> **Required work**
Images within the entries are to be omitted; the remainder must be reproduced exactly.

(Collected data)
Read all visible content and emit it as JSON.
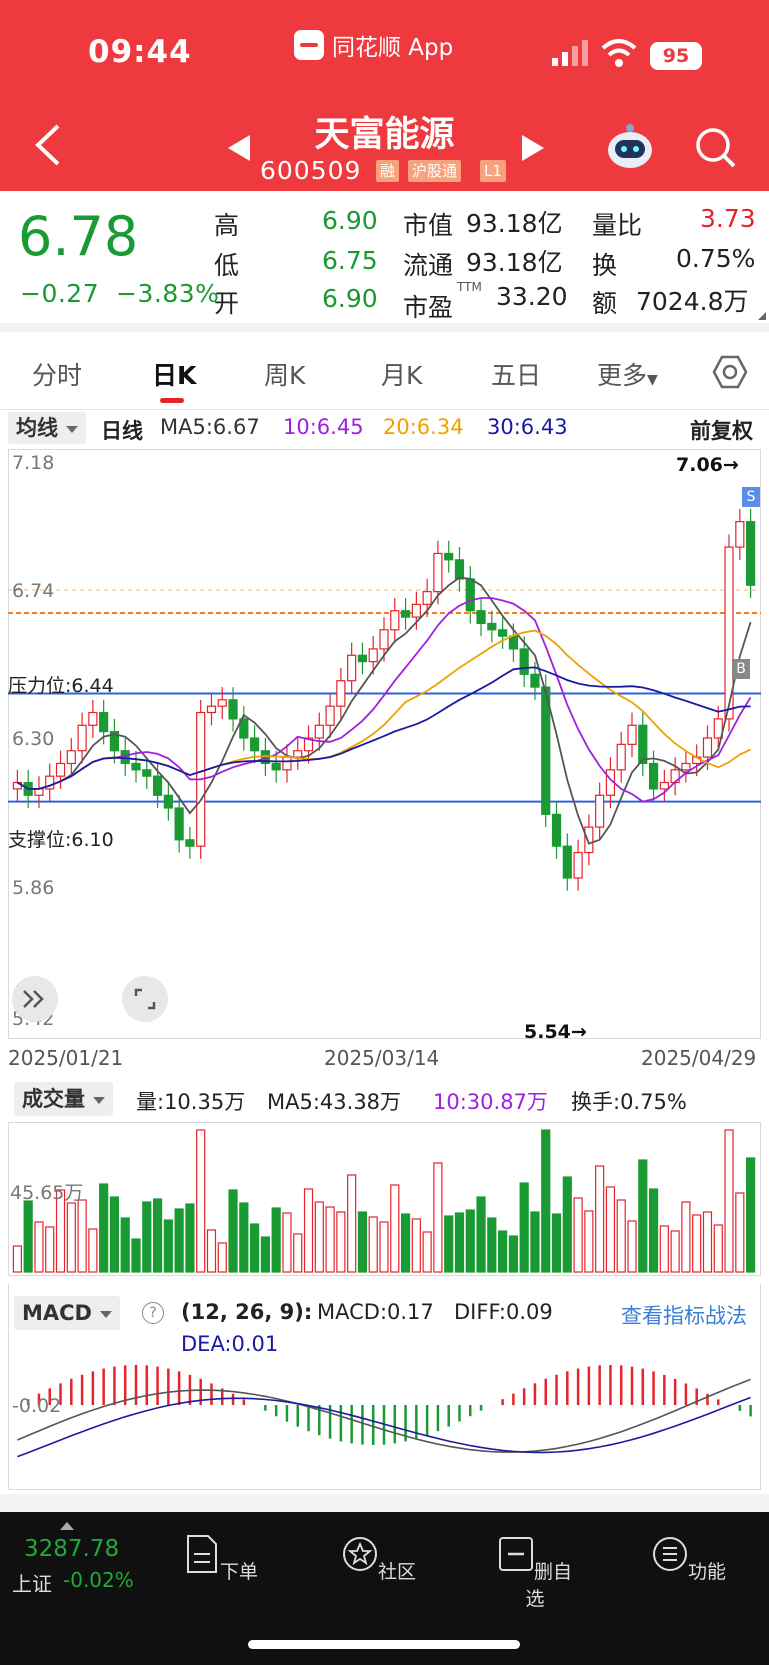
{
  "status": {
    "time": "09:44",
    "app": "同花顺 App",
    "battery": "95"
  },
  "header": {
    "title": "天富能源",
    "code": "600509",
    "tags": [
      "融",
      "沪股通",
      "L1"
    ]
  },
  "quote": {
    "price": "6.78",
    "change": "−0.27",
    "change_pct": "−3.83%",
    "high_label": "高",
    "high": "6.90",
    "low_label": "低",
    "low": "6.75",
    "open_label": "开",
    "open": "6.90",
    "mcap_label": "市值",
    "mcap": "93.18亿",
    "float_label": "流通",
    "float": "93.18亿",
    "pe_label": "市盈",
    "pe_sup": "TTM",
    "pe": "33.20",
    "vr_label": "量比",
    "vr": "3.73",
    "turn_label": "换",
    "turn": "0.75%",
    "amt_label": "额",
    "amt": "7024.8万"
  },
  "tabs": [
    "分时",
    "日K",
    "周K",
    "月K",
    "五日",
    "更多"
  ],
  "ma": {
    "selector": "均线",
    "period": "日线",
    "ma5": "MA5:6.67",
    "ma10": "10:6.45",
    "ma20": "20:6.34",
    "ma30": "30:6.43",
    "adj": "前复权"
  },
  "kchart": {
    "y_top": "7.18",
    "y2": "6.74",
    "y3": "6.30",
    "y4": "5.86",
    "y_bot": "5.42",
    "resist": "压力位:6.44",
    "support": "支撑位:6.10",
    "max": "7.06→",
    "min": "5.54→",
    "s": "S",
    "b": "B",
    "dates": [
      "2025/01/21",
      "2025/03/14",
      "2025/04/29"
    ]
  },
  "vol": {
    "selector": "成交量",
    "v": "量:10.35万",
    "ma5": "MA5:43.38万",
    "ma10": "10:30.87万",
    "turn": "换手:0.75%",
    "axis": "45.65万"
  },
  "macd": {
    "selector": "MACD",
    "help": "?",
    "params": "(12, 26, 9):",
    "macd": "MACD:0.17",
    "diff": "DIFF:0.09",
    "dea": "DEA:0.01",
    "link": "查看指标战法",
    "axis": "-0.02"
  },
  "bottom": {
    "index_val": "3287.78",
    "index_name": "上证",
    "index_chg": "-0.02%",
    "items": [
      "下单",
      "社区",
      "删自选",
      "功能"
    ]
  },
  "colors": {
    "up": "#e5232a",
    "down": "#1a9a32",
    "brand": "#ee3a3e"
  }
}
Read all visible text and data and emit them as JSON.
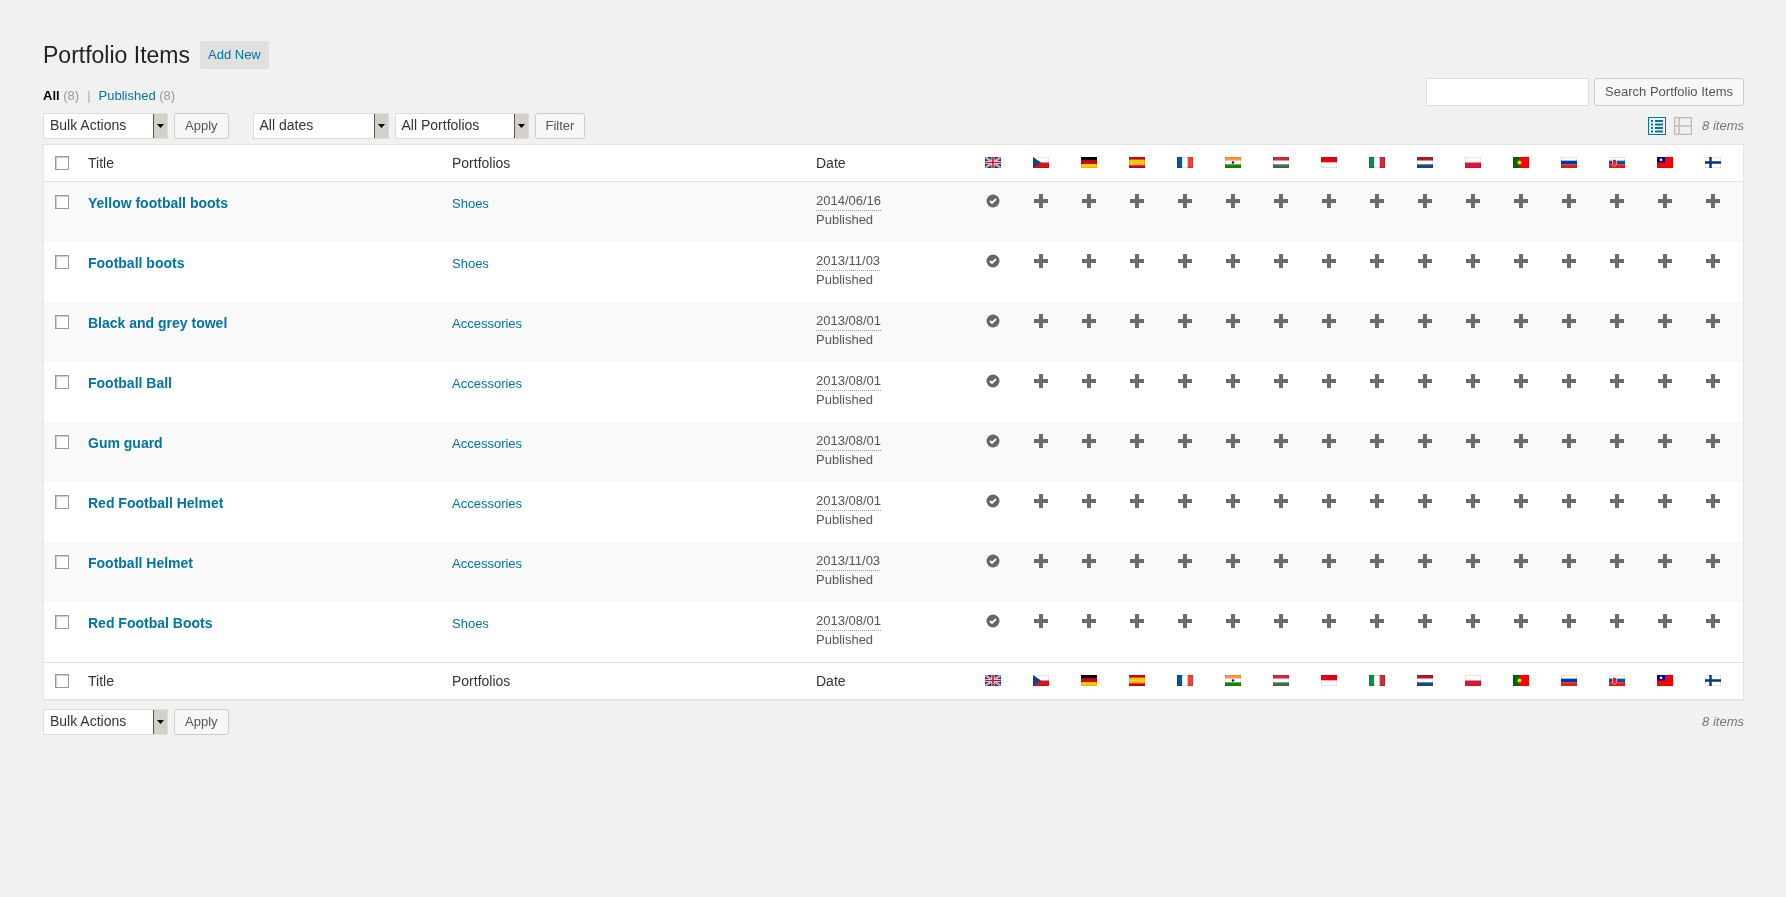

> **Output of the exercise**
Read all visible content and emit it as JSON.
{
  "status": {
    "time": "09:44",
    "app": "同花顺 App",
    "battery": "95"
  },
  "header": {
    "title": "天富能源",
    "code": "600509",
    "tags": [
      "融",
      "沪股通",
      "L1"
    ]
  },
  "quote": {
    "price": "6.78",
    "change": "−0.27",
    "change_pct": "−3.83%",
    "high_label": "高",
    "high": "6.90",
    "low_label": "低",
    "low": "6.75",
    "open_label": "开",
    "open": "6.90",
    "mcap_label": "市值",
    "mcap": "93.18亿",
    "float_label": "流通",
    "float": "93.18亿",
    "pe_label": "市盈",
    "pe_sup": "TTM",
    "pe": "33.20",
    "vr_label": "量比",
    "vr": "3.73",
    "turn_label": "换",
    "turn": "0.75%",
    "amt_label": "额",
    "amt": "7024.8万"
  },
  "tabs": [
    "分时",
    "日K",
    "周K",
    "月K",
    "五日",
    "更多"
  ],
  "ma": {
    "selector": "均线",
    "period": "日线",
    "ma5": "MA5:6.67",
    "ma10": "10:6.45",
    "ma20": "20:6.34",
    "ma30": "30:6.43",
    "adj": "前复权"
  },
  "kchart": {
    "y_top": "7.18",
    "y2": "6.74",
    "y3": "6.30",
    "y4": "5.86",
    "y_bot": "5.42",
    "resist": "压力位:6.44",
    "support": "支撑位:6.10",
    "max": "7.06→",
    "min": "5.54→",
    "s": "S",
    "b": "B",
    "dates": [
      "2025/01/21",
      "2025/03/14",
      "2025/04/29"
    ]
  },
  "vol": {
    "selector": "成交量",
    "v": "量:10.35万",
    "ma5": "MA5:43.38万",
    "ma10": "10:30.87万",
    "turn": "换手:0.75%",
    "axis": "45.65万"
  },
  "macd": {
    "selector": "MACD",
    "help": "?",
    "params": "(12, 26, 9):",
    "macd": "MACD:0.17",
    "diff": "DIFF:0.09",
    "dea": "DEA:0.01",
    "link": "查看指标战法",
    "axis": "-0.02"
  },
  "bottom": {
    "index_val": "3287.78",
    "index_name": "上证",
    "index_chg": "-0.02%",
    "items": [
      "下单",
      "社区",
      "删自选",
      "功能"
    ]
  },
  "colors": {
    "up": "#e5232a",
    "down": "#1a9a32",
    "brand": "#ee3a3e"
  }
}
Read all visible text and data and emit them as JSON.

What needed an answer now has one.